A Companion to Eighteenth-Century Britain
H. T. Dickinson
John Wiley & Sons, 2008 M04 15 - 592 pages
This authoritative Companion introduces readers to the developments that lead to Britain becoming a great world power, the leading European imperial state, and, at the same time, the most economically and socially advanced, politically liberal and religiously tolerant nation in Europe.
Results 1-5 of 94
... Urban Life and Culture Peter Borsay 16 Women and the Family John D. Ramsbottom Part III Religion 17 The Church of England Jeremy Gregory 18 Religious Minorities in England Colin Haydon 19 Methodism and the Evangelical Revival G. M. ...
... Urban Renaissance: Culture and Society in the Provincial Town, 1660–1770 and The Image of Georgian Bath 1700–2000: Towns, Heritage and History. Stewart J. Brown took his Ph.D. at the University of Chicago. He is Professor ...
... urban, commercial and then industrial society. Although many historians now eschew such terms as the 'industrial revolution' and the 'agricultural revolution', because technological change and economic growth and output were simply not ...
... urban middle class, in terms of wealth, status and even power, at least at the local level if not yet at the ... urban areas an enlightened culture arose which was both distinct from and also intersected with the elite culture of the ...
... urban communities of all sizes and types. Once they were elected, MPs represented all their constituents, not just those who had voted for them. Indeed, they were the representatives of the British people as a whole. Moreover, the fact ...

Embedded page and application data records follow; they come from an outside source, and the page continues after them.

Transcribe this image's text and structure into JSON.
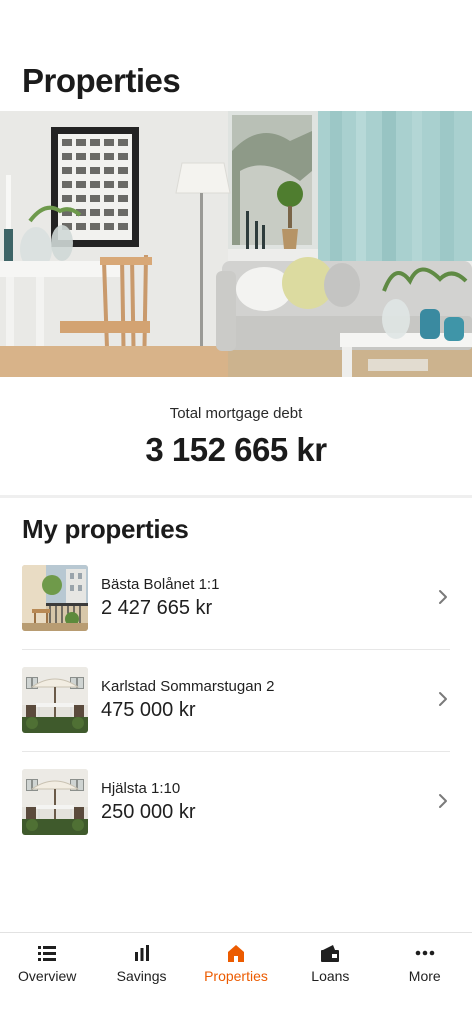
{
  "header": {
    "title": "Properties"
  },
  "summary": {
    "label": "Total mortgage debt",
    "amount": "3 152 665 kr"
  },
  "properties_section": {
    "title": "My properties",
    "items": [
      {
        "name": "Bästa Bolånet 1:1",
        "value": "2 427 665 kr",
        "thumbnail": "balcony-photo"
      },
      {
        "name": "Karlstad Sommarstugan 2",
        "value": "475 000 kr",
        "thumbnail": "patio-umbrella-photo"
      },
      {
        "name": "Hjälsta 1:10",
        "value": "250 000 kr",
        "thumbnail": "patio-umbrella-photo"
      }
    ]
  },
  "tab_bar": {
    "active_color": "#ec5b00",
    "tabs": [
      {
        "label": "Overview",
        "icon": "list-icon",
        "active": false
      },
      {
        "label": "Savings",
        "icon": "bar-chart-icon",
        "active": false
      },
      {
        "label": "Properties",
        "icon": "house-icon",
        "active": true
      },
      {
        "label": "Loans",
        "icon": "wallet-icon",
        "active": false
      },
      {
        "label": "More",
        "icon": "more-dots-icon",
        "active": false
      }
    ]
  }
}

Part II The Economy and Society
Part III Religion
Part IV Culture
Part V Union and Disunion in the British Isles
Part VI Britain and the Wider World